Arab League Secretary General Ahmed Aboul Gheit accused on Thursday Iran of using the Houthi Group (Ansar Allah) as a card to manage its conflict with the United States, saying that Iran's interventions made the conflict in Yemen insurmountable.
Aboul Gheit, during his meeting in New York with UN Secretary General's Special Envoy for Yemen Martin Griffiths, reiterated the Arab League's position that supports Yemen's territorial integrity and regional integration, and the importance of restoring the country's legitimate institutions and preventing Yemen from becoming a threatening platform for its neighbors.
According to an official source at the General Secretariat of the Arab League Aboul Gheit pointed to "the seriousness of what Iran is doing of using Houthi militias as a card to manage its conflict with the United States."
He added that Iranian interventions in Yemen prolonged the conflict and made it more intractable and held Iran and the Houthis the primary responsibility for exacerbating the suffering of the Yemeni people and deepening the humanitarian crisis there.
According to the source the meeting discussed the Yemeni crisis and efforts to revive the political process, especially the unilateral initiative launched by the Houthis to stop attacks against Saudi Arabia and this may entail opportunities for peace in Yemen.
The source cited the Secretary-General of the Arab League as saying it is necessary to test every opportunity for peace, and what matters in this regard is the actions of the Houthis, not their words.
The Houthi group had last Friday announced that they would stop launching attacks on Saudi Arabia, and demanded Riyadh make a similar announcement.
Saudi Arabia's Minister of State for Foreign Affairs Adel al-Jubeir said on Saturday that Riyadh would monitor the seriousness of implementing the initiative on the ground.This was the first Saudi reactio.
For his part, Griffiths said in a tweet published by his office on Twitter that it was a pleasure to meet with Ahmed Aboul Gheit, in New York and brief him on the ongoing efforts to reduce violence, revive the political process and support opportunities for peace in Yemen.
Yemen has been devastated by a five-year armed conflict between the government backed by the Saudi-led coalition and the Iran-backed Houthis. The conflict erupted after the Houthis ousted the government and seized power in late 2014.
More than 11.000 civilians have been killed and tens of thousands of others injured in the war. Millions have been displaced and tens of thousands have fled outside the country.
The coalition has been responsible for the vast majority of civilian casualties, according to the UN and international human rights organizations.
The conflict has caused what the United Nations calls the world's worst humanitarian crisis.

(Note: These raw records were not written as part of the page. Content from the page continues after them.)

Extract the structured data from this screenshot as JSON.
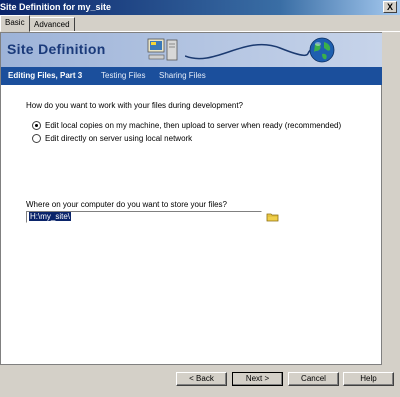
{
  "window": {
    "title": "Site Definition for my_site",
    "close_label": "X"
  },
  "tabs": [
    {
      "label": "Basic"
    },
    {
      "label": "Advanced"
    }
  ],
  "banner": {
    "title": "Site Definition"
  },
  "steps": [
    {
      "label": "Editing Files, Part 3"
    },
    {
      "label": "Testing Files"
    },
    {
      "label": "Sharing Files"
    }
  ],
  "workflow": {
    "question": "How do you want to work with your files during development?",
    "options": [
      {
        "label": "Edit local copies on my machine, then upload to server when ready (recommended)",
        "checked": true
      },
      {
        "label": "Edit directly on server using local network",
        "checked": false
      }
    ]
  },
  "location": {
    "label": "Where on your computer do you want to store your files?",
    "value": "H:\\my_site\\"
  },
  "buttons": {
    "back": "< Back",
    "next": "Next >",
    "cancel": "Cancel",
    "help": "Help"
  },
  "icons": {
    "banner_computer": "computer-icon",
    "banner_globe": "globe-icon",
    "folder": "folder-icon"
  }
}
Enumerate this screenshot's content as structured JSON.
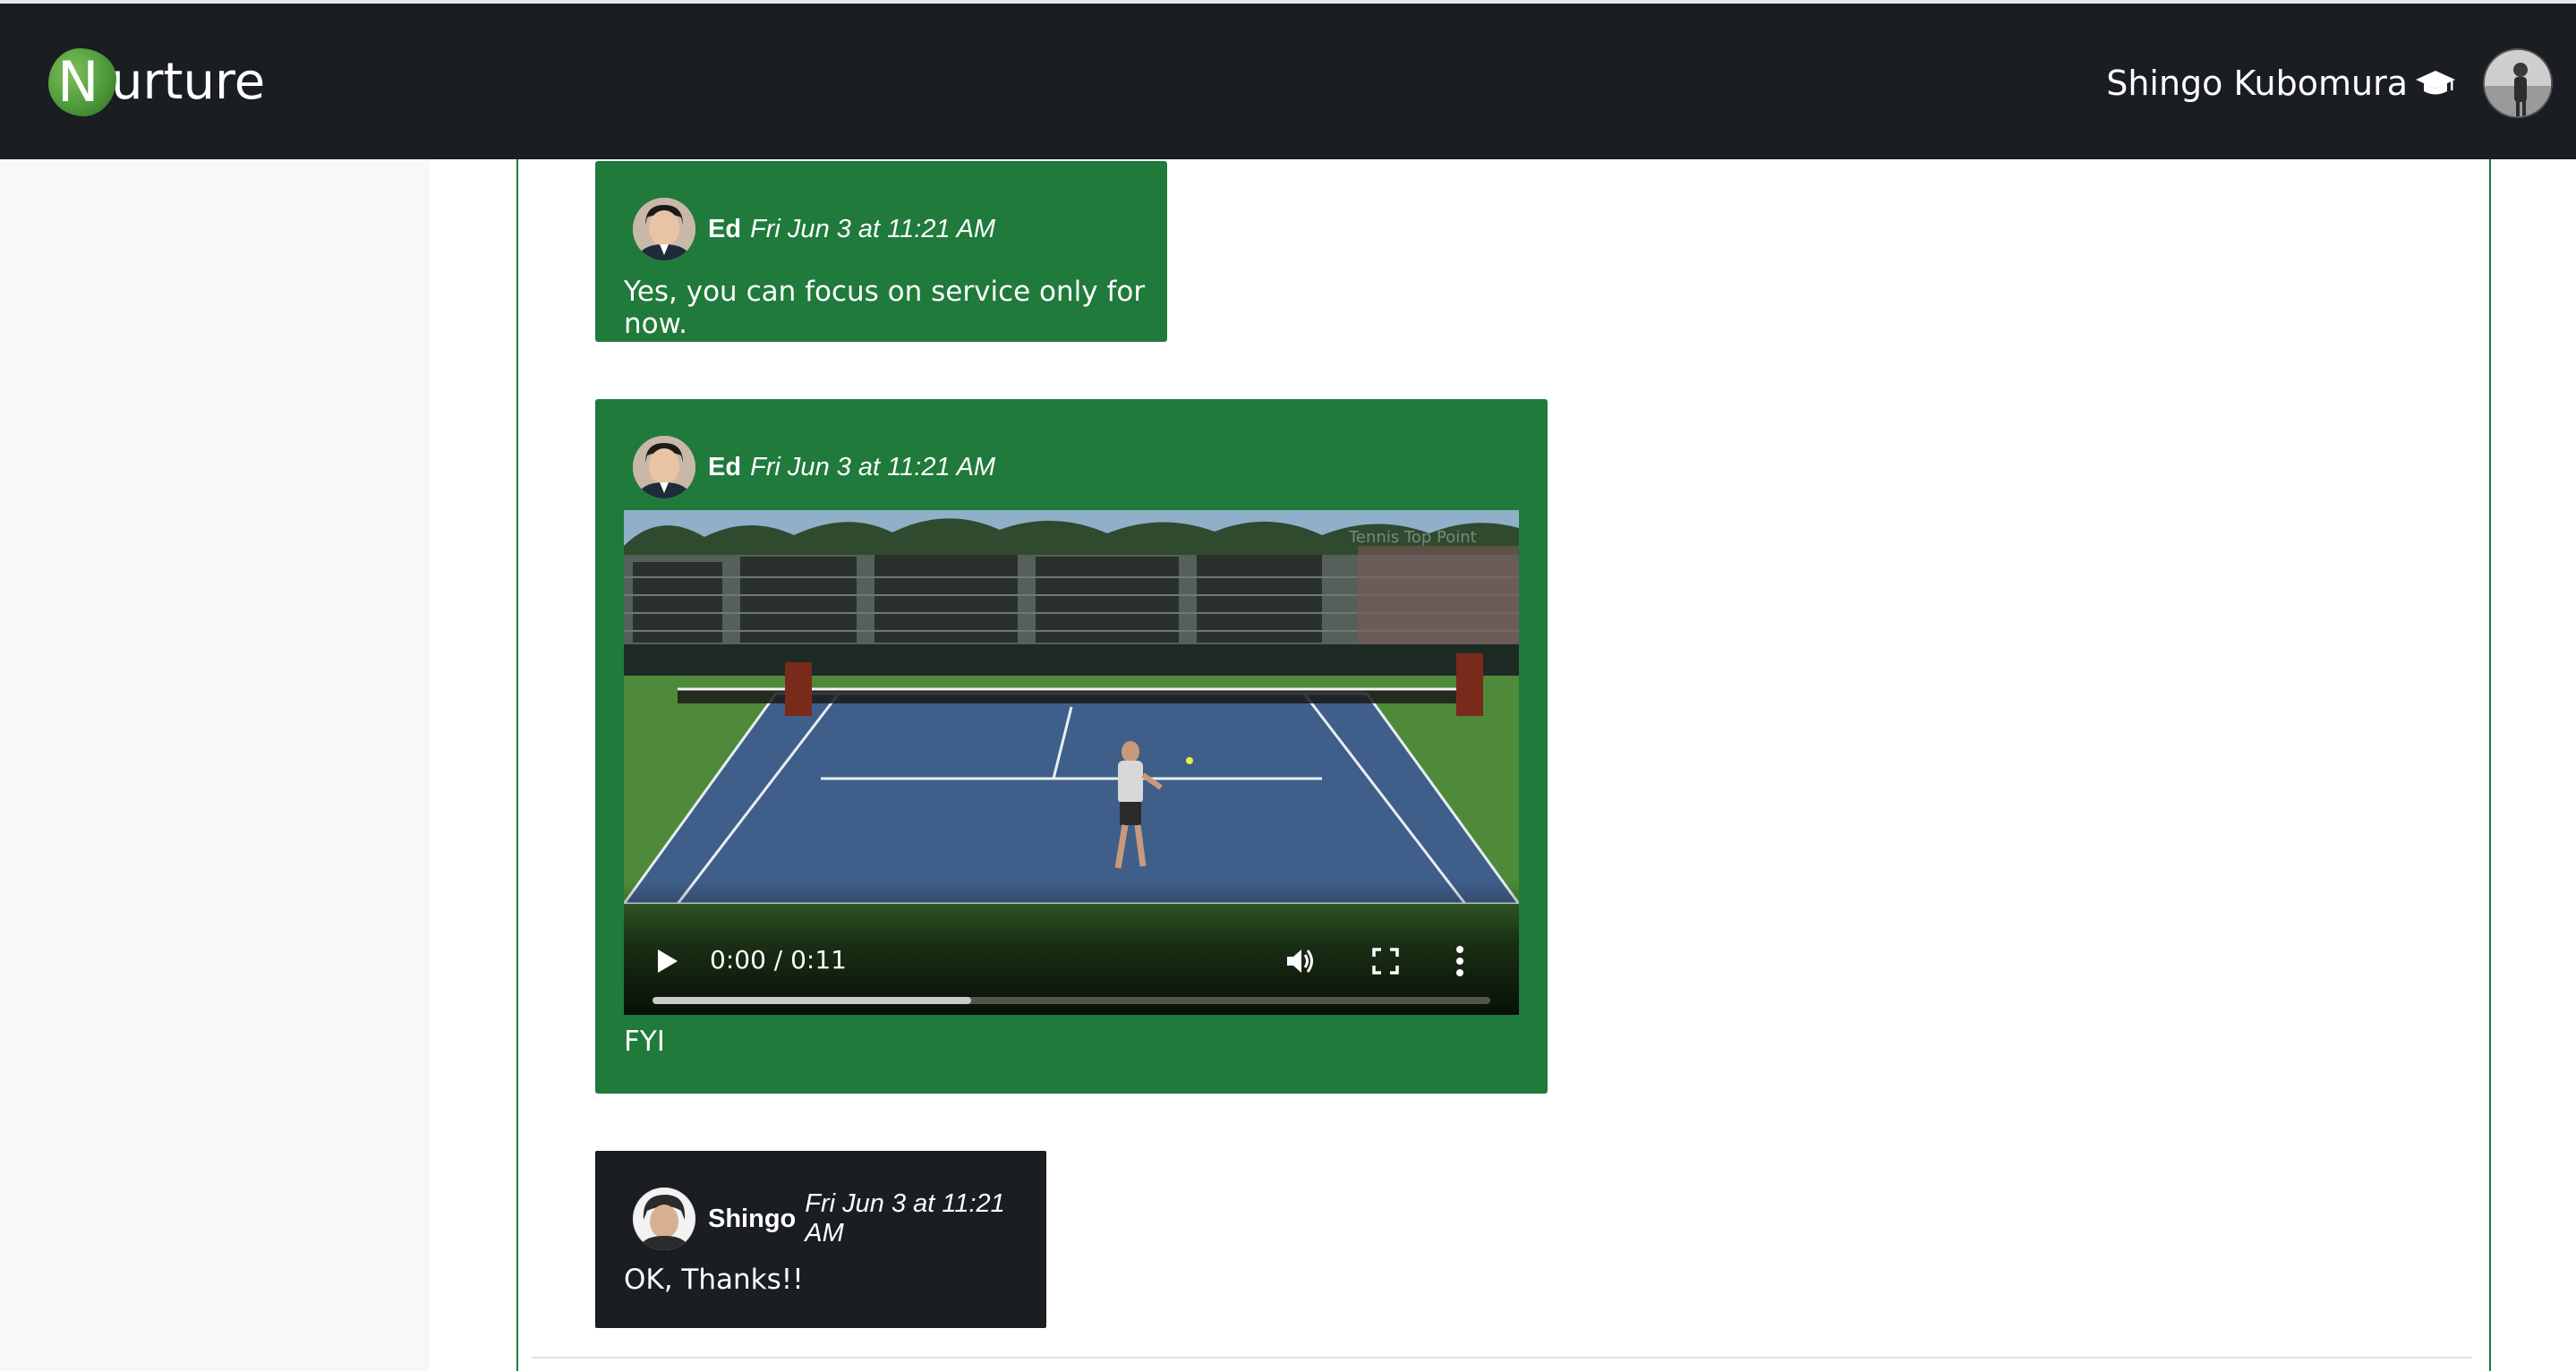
{
  "app": {
    "logo_initial": "N",
    "logo_text": "urture",
    "user_name": "Shingo Kubomura",
    "colors": {
      "navbar": "#1a1d21",
      "accent_green": "#1f7a3b",
      "sidebar": "#f7f8fa"
    }
  },
  "messages": [
    {
      "author": "Ed",
      "time": "Fri Jun 3 at 11:21 AM",
      "text": "Yes, you can focus on service only for now."
    },
    {
      "author": "Ed",
      "time": "Fri Jun 3 at 11:21 AM",
      "video": {
        "time_display": "0:00 / 0:11",
        "buffered": 0.38,
        "icons": [
          "play-icon",
          "volume-icon",
          "fullscreen-icon",
          "more-options-icon"
        ]
      },
      "text": "FYI"
    },
    {
      "author": "Shingo",
      "time": "Fri Jun 3 at 11:21 AM",
      "text": "OK, Thanks!!"
    }
  ]
}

More than 24 million people, more than 80% of the country's population, are in need some form of humanitarian or protection assistance, including 8.4 million people who don't know where their next meal will come from, according to the UN.